ASSIGNMENT: Each line of the records below that contains "left" needs to be copied.

DATASET RECORDS:
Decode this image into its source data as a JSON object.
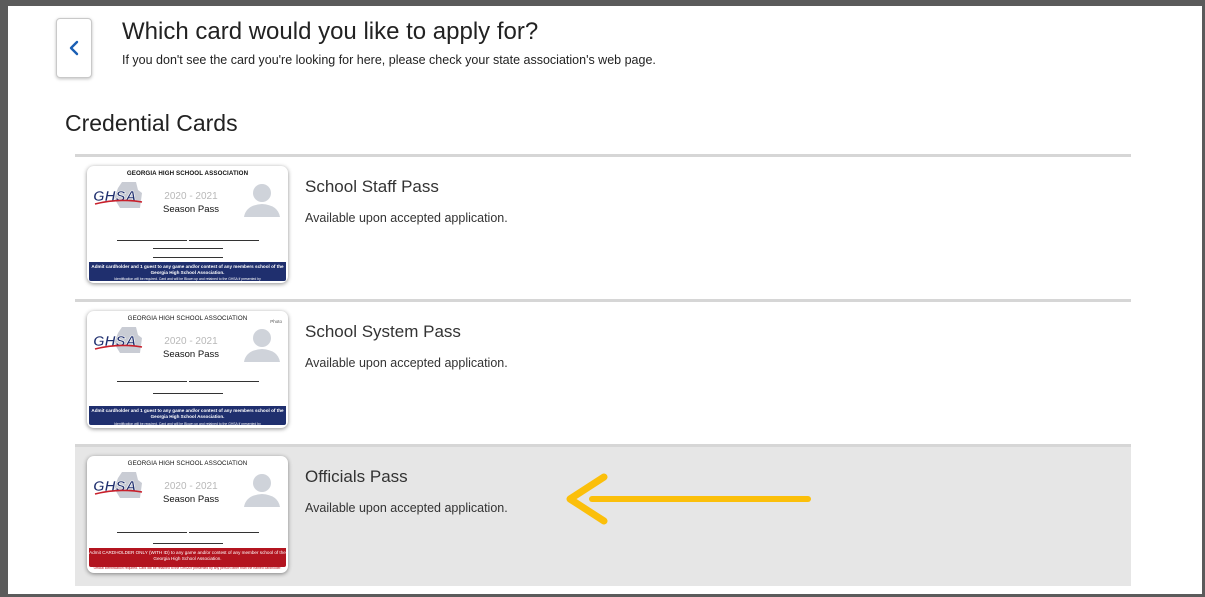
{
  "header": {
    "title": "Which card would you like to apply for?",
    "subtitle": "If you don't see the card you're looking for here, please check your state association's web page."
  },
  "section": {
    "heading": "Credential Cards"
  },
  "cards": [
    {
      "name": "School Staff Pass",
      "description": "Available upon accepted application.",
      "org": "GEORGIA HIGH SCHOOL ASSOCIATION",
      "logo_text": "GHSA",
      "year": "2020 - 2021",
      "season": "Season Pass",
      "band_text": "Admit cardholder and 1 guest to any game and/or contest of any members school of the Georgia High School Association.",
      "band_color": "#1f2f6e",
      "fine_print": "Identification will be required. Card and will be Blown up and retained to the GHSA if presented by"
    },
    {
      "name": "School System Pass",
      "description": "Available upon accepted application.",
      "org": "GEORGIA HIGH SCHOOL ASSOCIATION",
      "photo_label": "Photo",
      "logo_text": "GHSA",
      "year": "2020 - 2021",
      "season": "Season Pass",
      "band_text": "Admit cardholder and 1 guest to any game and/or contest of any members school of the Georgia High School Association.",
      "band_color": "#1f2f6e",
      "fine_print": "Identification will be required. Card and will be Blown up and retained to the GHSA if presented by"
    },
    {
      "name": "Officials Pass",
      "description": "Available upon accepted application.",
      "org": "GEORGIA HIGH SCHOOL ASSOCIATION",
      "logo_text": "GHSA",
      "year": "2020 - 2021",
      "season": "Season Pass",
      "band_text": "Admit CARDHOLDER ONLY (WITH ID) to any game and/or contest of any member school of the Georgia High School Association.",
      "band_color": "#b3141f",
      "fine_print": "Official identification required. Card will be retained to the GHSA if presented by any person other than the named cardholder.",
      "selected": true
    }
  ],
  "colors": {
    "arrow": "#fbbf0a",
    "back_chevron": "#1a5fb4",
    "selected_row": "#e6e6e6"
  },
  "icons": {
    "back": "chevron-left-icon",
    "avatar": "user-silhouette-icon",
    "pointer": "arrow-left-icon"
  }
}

RESPONSE TO THE EXERCISE:
    "back": "chevron-left-icon",
    "pointer": "arrow-left-icon"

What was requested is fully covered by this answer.